Local BBC Sites

Page last updated at 08:33 GMT, Tuesday, 17 November 2009
Aqueduct bridges the gap

Pontcysyllte Aqueduct
For locals Pontcysyllte Aqueduct is a simple means to cross the valley

By Alys Lewis

For some, Pontcysyllte Aqueduct is a breathtaking landmark requiring nerves of steel to cross, to others it's the quickest route to the chippy!

Pontcysyllte Aqueduct
A view from Froncysyllte overlooking Trevor Wharf

That's one tongue-in-cheek way villagers sum up the local importance of the aqueduct which dominates their skyline.

Whilst it's now regarded a testimony to the ingenuity of the Victorian age, it was built out of a practical need - to connect each side of the valley.

No-one knows that more than villagers living in Trevor who can see Pontcysyllte Aqueduct and Llangollen Canal from their doorsteps.

For Sue, Chair of the Aqueduct Association - set up to bring the people of Garth, Trevor and Fron together as part of the World Heritage Site bid - the aqueduct meant little to her as a child.

"It was just a way of getting over to the chippy in Fron or to my babysitting jobs! It was just a bridge."

Sue has seen many changes over the years.

"The canal was once full of tyres and bits of wood and it was oily and dirty and full of silt," she said.

"In fact, you couldn't understand why people wanted to holiday on it. It's been cleaned up for the last 20 years and the boating holidays have become really popular in the last 10 to 15 years."

Sue said: "Now you can't walk along the canal without saying 'hello' at least a dozen times to people as they're boating up and down.

Hadyn, Joyce and Sue
Hadyn, Joyce and Sue say they couldn't imagine living anywhere else

"People are always very friendly as you walk along the canal side, you always get a 'good morning' and a cheery wave. Even if the weather's bad people are still enjoying their holidays."
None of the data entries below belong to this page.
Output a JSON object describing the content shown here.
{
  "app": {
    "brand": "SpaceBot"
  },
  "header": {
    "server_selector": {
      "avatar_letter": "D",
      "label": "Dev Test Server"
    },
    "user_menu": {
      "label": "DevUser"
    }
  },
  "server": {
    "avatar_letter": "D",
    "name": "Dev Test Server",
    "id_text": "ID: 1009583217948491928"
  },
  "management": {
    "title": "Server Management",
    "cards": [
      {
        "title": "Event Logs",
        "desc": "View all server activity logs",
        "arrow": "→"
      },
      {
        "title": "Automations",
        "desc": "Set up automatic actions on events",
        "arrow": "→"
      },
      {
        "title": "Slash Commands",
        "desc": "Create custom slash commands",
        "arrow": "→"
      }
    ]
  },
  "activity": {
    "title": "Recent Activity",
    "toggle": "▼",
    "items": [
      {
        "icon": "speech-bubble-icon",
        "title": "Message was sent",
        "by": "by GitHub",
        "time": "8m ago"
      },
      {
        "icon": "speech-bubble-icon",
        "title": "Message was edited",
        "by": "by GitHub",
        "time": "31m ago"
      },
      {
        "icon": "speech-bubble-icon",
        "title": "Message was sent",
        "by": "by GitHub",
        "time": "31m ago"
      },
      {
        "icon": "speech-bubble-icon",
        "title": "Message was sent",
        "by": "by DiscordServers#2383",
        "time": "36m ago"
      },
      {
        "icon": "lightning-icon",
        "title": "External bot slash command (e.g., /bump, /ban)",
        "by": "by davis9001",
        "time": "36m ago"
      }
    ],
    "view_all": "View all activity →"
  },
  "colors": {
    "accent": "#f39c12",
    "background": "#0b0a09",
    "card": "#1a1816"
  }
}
Hadyn Edwards, 77, has lived within four miles of Trevor his whole life. He even learnt to swim in the canal - as a lot of people apparently did back then.

"When I was a boy the canal wasn't used for pleasure boats, just transporting different products from one end to the other.

"There were very few boats. Now it's so busy, especially in the summer, so many people come here from all over the world.

"I think it's marvellous it's got World Heritage Status. There seem to be more and more people coming to see it. With this and the Froncysyllte choir the area's getting very popular.

Joyce Evans has also lived in the area her whole life and brought up her family near the canal.

"When my children were small they used to try and jump the canal - sometimes they'd succeed and sometimes they wouldn't!

"I would say there is a definite sense of community here in Trevor. Now the Aqueduct Association has been formed I think it's brought more people together."

Joyce loves living in Trevor: "I think it's a good place to live, I wouldn't like to live anwhere else."

And Sue agrees: "The canal and aqueduct are very important to me now.

"I think getting World Heritage Status has been a lifeline, to stop us becoming just a commuter belt and I think it's pulling the community back together and there's a sense of pride in our community now which we haven't had for a few years."


Sign in

BBC navigation

Copyright © 2018 BBC. The BBC is not responsible for the content of external sites. Read more.

This page is best viewed in an up-to-date web browser with style sheets (CSS) enabled. While you will be able to view the content of this page in your current browser, you will not be able to get the full visual experience. Please consider upgrading your browser software or enabling style sheets (CSS) if you are able to do so.

Americas Africa Europe Middle East South Asia Asia Pacific